Recent cable news coverage–on CNN, CBS, and ABC–has followed a series of high profile newspaper
articles on school lunch safety, ammoniated beef, airport food safety,
E. coli in tenderized steaks, and Russia’s refusal of U.S. chicken over chlorine concerns.
uptick in media buzz, the U.S. Food and Drug Administration (FDA) food safety reform bill remains stalled
behind health care reform in the Senate. And, until recently (Monday night) the Obama Administration had yet to name a nominee to lead the USDA’s Food Safety and Inspection Service (FSIS) to regulate meat and poultry products, which account for 20 percent of the food supply.
The Centers for Disease Control and Prevention (CDC) has been investigating the outbreak since July 2009–the agency found that of 39 people who became ill 51% of the patients recently had eaten salami.
The salami recall is only the most recent fuel to the fire generating media attention to food safety issues–and though salami is a USDA-regulated product, it appears that the ground pepper in the salami, an FDA-regulated product, might actually be the culprit.

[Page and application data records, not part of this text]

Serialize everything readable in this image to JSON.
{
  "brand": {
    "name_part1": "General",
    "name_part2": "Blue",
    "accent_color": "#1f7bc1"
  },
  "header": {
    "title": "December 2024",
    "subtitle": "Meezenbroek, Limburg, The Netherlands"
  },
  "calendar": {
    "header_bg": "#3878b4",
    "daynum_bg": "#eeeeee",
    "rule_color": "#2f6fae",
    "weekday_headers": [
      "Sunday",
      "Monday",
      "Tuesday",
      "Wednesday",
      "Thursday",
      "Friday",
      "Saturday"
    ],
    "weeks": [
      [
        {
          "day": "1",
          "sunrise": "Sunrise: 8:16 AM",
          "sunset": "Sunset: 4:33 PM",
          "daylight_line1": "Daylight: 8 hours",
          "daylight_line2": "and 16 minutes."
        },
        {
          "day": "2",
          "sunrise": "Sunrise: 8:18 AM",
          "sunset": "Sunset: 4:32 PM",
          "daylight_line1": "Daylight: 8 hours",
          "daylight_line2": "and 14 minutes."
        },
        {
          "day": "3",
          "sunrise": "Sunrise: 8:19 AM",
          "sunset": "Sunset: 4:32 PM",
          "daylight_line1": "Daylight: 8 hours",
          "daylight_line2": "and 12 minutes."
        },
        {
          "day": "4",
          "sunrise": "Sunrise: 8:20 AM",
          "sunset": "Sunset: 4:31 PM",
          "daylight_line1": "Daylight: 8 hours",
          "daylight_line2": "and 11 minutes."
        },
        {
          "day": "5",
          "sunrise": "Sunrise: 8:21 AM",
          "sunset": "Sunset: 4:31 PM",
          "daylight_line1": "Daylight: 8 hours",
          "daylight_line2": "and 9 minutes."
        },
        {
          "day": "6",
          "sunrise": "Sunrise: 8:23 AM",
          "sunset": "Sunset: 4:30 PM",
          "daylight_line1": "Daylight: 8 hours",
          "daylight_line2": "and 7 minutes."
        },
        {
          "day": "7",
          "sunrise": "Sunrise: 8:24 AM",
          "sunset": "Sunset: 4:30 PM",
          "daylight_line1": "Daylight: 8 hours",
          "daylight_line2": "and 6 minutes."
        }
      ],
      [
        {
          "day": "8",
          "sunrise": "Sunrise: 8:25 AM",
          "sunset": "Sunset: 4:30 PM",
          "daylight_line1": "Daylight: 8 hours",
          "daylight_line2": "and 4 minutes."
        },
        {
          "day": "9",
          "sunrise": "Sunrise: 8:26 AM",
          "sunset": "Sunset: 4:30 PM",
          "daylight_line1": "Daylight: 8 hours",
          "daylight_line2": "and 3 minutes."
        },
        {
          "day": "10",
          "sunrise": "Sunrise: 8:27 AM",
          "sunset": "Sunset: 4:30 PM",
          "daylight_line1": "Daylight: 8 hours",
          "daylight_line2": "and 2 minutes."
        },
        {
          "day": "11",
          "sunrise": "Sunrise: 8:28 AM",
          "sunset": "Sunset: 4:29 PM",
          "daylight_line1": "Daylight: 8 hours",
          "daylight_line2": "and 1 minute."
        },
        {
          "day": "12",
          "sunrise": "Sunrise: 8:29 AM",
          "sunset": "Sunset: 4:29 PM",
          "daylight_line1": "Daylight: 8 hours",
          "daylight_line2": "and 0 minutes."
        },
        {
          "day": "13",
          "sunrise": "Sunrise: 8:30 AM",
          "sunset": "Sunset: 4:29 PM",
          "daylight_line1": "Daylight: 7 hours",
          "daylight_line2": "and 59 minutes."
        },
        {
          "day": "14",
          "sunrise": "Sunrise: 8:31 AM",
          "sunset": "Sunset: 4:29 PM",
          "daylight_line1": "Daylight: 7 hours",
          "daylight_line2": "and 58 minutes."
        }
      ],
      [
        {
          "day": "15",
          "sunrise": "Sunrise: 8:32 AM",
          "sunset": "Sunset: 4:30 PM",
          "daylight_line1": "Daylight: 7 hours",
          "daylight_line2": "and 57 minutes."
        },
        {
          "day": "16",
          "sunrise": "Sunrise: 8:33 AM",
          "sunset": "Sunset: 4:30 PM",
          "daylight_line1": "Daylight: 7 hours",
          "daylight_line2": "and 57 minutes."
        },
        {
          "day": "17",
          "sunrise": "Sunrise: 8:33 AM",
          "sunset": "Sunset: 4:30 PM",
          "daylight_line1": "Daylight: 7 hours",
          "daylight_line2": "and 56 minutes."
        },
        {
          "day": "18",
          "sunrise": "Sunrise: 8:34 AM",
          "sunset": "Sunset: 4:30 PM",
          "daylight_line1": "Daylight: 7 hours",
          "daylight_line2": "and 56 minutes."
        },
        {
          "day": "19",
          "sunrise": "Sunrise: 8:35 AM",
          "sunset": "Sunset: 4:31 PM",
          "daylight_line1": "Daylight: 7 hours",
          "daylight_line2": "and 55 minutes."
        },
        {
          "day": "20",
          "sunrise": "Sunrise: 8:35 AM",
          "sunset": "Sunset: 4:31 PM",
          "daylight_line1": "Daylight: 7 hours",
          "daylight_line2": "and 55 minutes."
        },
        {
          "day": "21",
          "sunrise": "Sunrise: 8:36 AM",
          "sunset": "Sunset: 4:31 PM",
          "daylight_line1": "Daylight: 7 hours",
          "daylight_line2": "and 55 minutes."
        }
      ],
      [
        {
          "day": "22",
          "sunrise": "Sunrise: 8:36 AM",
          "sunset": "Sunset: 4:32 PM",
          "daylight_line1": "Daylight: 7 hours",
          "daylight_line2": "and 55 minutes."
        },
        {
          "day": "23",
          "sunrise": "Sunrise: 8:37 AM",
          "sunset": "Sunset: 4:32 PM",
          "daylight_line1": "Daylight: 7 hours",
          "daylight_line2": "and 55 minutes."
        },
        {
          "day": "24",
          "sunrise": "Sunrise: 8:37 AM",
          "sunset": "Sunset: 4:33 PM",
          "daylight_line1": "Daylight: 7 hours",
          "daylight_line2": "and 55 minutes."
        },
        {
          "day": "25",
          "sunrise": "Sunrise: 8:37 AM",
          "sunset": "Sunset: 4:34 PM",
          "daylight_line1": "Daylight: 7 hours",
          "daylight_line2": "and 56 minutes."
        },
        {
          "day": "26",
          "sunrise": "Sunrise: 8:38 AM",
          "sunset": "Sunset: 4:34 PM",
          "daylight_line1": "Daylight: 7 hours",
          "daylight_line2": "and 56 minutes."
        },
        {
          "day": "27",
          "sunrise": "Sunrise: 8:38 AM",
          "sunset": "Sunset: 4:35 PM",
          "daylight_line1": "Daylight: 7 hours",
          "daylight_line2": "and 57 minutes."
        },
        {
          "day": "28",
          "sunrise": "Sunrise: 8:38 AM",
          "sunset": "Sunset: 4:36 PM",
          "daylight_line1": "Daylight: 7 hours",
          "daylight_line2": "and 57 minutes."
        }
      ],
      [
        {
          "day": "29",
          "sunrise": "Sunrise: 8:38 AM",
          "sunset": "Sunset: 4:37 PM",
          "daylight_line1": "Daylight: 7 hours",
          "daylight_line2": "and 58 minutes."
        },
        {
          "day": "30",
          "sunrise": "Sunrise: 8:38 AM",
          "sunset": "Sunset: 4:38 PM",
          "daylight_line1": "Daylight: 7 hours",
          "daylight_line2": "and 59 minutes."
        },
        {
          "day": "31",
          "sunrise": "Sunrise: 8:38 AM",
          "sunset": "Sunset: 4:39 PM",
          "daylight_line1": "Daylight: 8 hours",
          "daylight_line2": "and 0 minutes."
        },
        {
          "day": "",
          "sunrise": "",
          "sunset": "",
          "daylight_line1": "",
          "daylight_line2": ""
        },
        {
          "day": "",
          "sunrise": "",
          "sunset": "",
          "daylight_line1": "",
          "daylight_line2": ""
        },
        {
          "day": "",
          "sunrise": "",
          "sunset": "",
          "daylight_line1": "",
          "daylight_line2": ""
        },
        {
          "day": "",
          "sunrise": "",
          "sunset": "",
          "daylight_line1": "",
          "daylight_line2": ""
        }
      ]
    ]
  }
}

Since Christmas Eve, the USDA’s food safety division has recalled millions of pounds of potentially contaminated meat. In the past month, The FDA has also initiated its share of recalls, on a wide variety of foods–cheese logs, pine nuts, milk, caramel, hazelnuts, and pet food, to name but a few.
In the context of a seemingly constant barrage of recalls, CBS News ran a segment exploring America’s food safety system two weeks ago.
“Only 7 percent give the U.S. an A on ensuring the safety of our food supply,” according to a CBS poll.
Watch the segment here:
CNN also took special notice of food safety issues and the then leaderless FSIS at the beginning of the month.
“Politicians in Washington still haven’t figured out that full food safety agenda for you,” noted Erica Hill, as CNN began the two minute segment focused on the need for greater regulation in the wake of a 248,000 pound nationwide tenderized steak recall linked to E. coli in late December.
“It could be a good year for food safety if President Obama and the Congress take new commitment to tightening regulation. They could start off with the agriculture food safety and inspection service. The service has been without a chief for more than a year,” said CNN reporter Louise Schiavone.
“Also high on the agenda, passage of food safety legislation designed to enhance the operation for the Food and Drug Administration, it’s been approved in the House with a version of it pending in the Senate,” added Schiavone.
Watch the full segment here:© Food Safety News